Upon announcement, Montgomery Mayor Todd Strange told a local news outlet that the exchange is a boon for the city’s technological and financial future, as it puts the city on a path to becoming a 100 gigabit city – and the bandwidth will bring in millions in economic development.
Though some of the city’s expectations are a bit overblown, says Chris Mitchell at the Institute for Local Self-Reliance, installing the exchange was a smart move.
“It’s important and I think it’s terrific that they’re doing it,” Mitchell said. “However, the main bottleneck that most residents and businesses see will not change. And that’s their connection right outside their house or business. This local peering point will not make their local connections faster, most likely. What it will hopefully do is make it easier for local ISPs, or even the city if it so chose, to expand, because they wouldn’t have to figure out how to connect to Atlanta or some other major hub. They can just connect in town.”
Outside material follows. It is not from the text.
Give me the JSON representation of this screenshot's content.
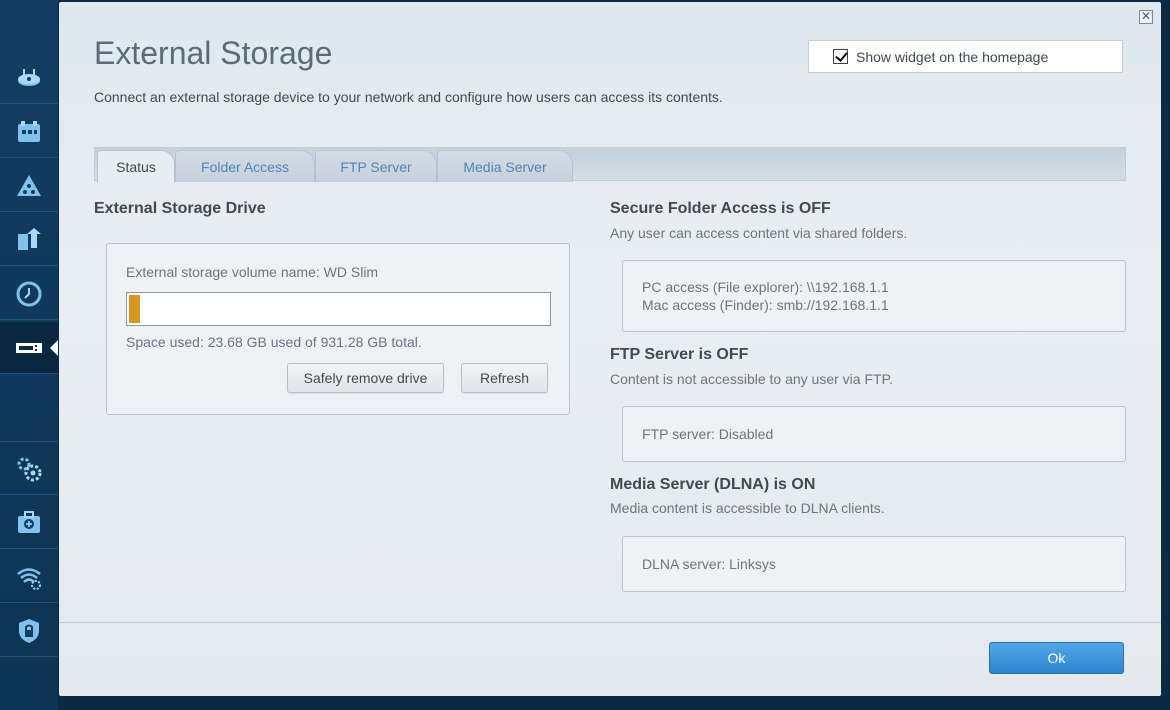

That promises of such magnitude can be purchased for just $1,000 a month is curious given how rare exchange points are. The Western seaboard and New England each have dozens of exchanges, as they serve both larger populations and as intercontinental access points, but in many regions it’s possible to go hundreds of miles and cross entire states without finding one. It’s not just cities that are without exchanges – Tennessee, North Carolina, Mississippi, Oklahoma, Arkansas, Louisiana, North Dakota, South Dakota, Idaho and Wyoming are just some of the states that don’t have an exchange point. More cities should build them, Mitchell said, but one can’t expect it to work everywhere.
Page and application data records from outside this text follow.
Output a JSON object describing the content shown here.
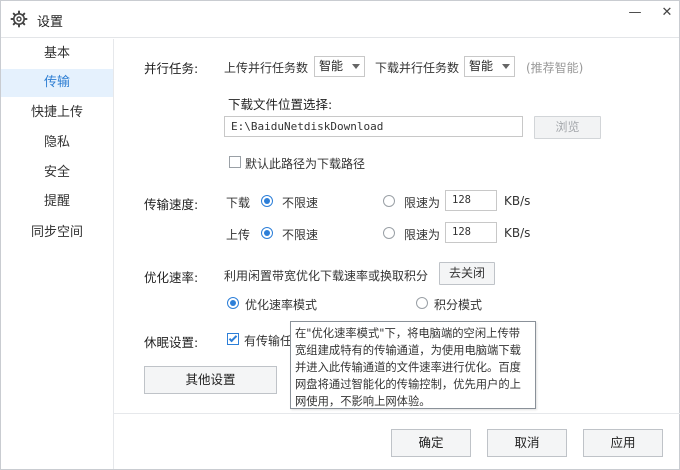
{
  "window": {
    "title": "设置",
    "minimize": "—",
    "close": "✕"
  },
  "sidebar": {
    "items": [
      {
        "label": "基本"
      },
      {
        "label": "传输"
      },
      {
        "label": "快捷上传"
      },
      {
        "label": "隐私"
      },
      {
        "label": "安全"
      },
      {
        "label": "提醒"
      },
      {
        "label": "同步空间"
      }
    ],
    "active_index": 1
  },
  "parallel": {
    "section_label": "并行任务:",
    "upload_label": "上传并行任务数",
    "upload_value": "智能",
    "download_label": "下载并行任务数",
    "download_value": "智能",
    "hint": "(推荐智能)"
  },
  "download_location": {
    "label": "下载文件位置选择:",
    "path": "E:\\BaiduNetdiskDownload",
    "browse": "浏览",
    "default_checkbox": "默认此路径为下载路径",
    "default_checked": false
  },
  "speed": {
    "section_label": "传输速度:",
    "download_label": "下载",
    "upload_label": "上传",
    "unlimited": "不限速",
    "limit": "限速为",
    "download_limit_value": "128",
    "upload_limit_value": "128",
    "unit": "KB/s",
    "download_unlimited_selected": true,
    "upload_unlimited_selected": true
  },
  "optimize": {
    "section_label": "优化速率:",
    "description": "利用闲置带宽优化下载速率或换取积分",
    "close_button": "去关闭",
    "mode_speed": "优化速率模式",
    "mode_points": "积分模式",
    "speed_selected": true
  },
  "sleep": {
    "section_label": "休眠设置:",
    "checkbox_label": "有传输任",
    "checked": true
  },
  "tooltip": {
    "text": "在\"优化速率模式\"下，将电脑端的空闲上传带宽组建成特有的传输通道，为使用电脑端下载并进入此传输通道的文件速率进行优化。百度网盘将通过智能化的传输控制，优先用户的上网使用，不影响上网体验。"
  },
  "other_settings": "其他设置",
  "footer": {
    "ok": "确定",
    "cancel": "取消",
    "apply": "应用"
  },
  "colors": {
    "accent": "#2d7fd8",
    "sidebar_active_bg": "#e5f1fd"
  }
}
“What you need is excited networks to connect within it,” Mitchell explained. “So to some extent, this is a quintessential public-private action where the city is working with the private providers and [educational institutions], because if a city just did this and the local networks weren’t interested in using it, it won’t go anywhere.”
The Midwest Internet Cooperative Exchange (MICE) in Minneapolis, for instance, serves as a regional traffic handler that saves some ISPs a trip to Chicago or Wisconsin. For proprietary reasons, not everyone can use that exchange, Mitchell said, but even without speed boosts, more exchanges can yield other advantages.
“Speed is not everything on a network,” he explained. “Increasingly, businesses care about things like latency and other network measurements, and when you don’t have to pass through a whole bunch of extra routers or go hundreds of extra miles out of your way, you get better performance.”
If companies can host their data closer where it’s needed, it can ease network congestion. Companies like Microsoft and Apple store operating system updates at exchanges, while companies like Netflix and Hulu store movies. The same principle applies to the buildout of local networks. There’s less backhaul connecting a neighborhood to a fiber network if the exchange is in town.
So for a city considering an exchange, not much is needed but a little creative thinking, said Mitchell. Santa Monica, Calif., for instance, repurposed an old jail for one during a remodel.
“What you need for something like that is a building that has secure access and fiber optics,” he said. “You could take a school, fire station, police station, take a little portion of that property, build up a glorified hut that has air conditioning and heating, and make a secure entrance, and you basically have something like this. It’s a little more complicated than that, but it is something that cities can do because they have property everywhere.”
Colin wrote for Government Technology from 2010 through most of 2016.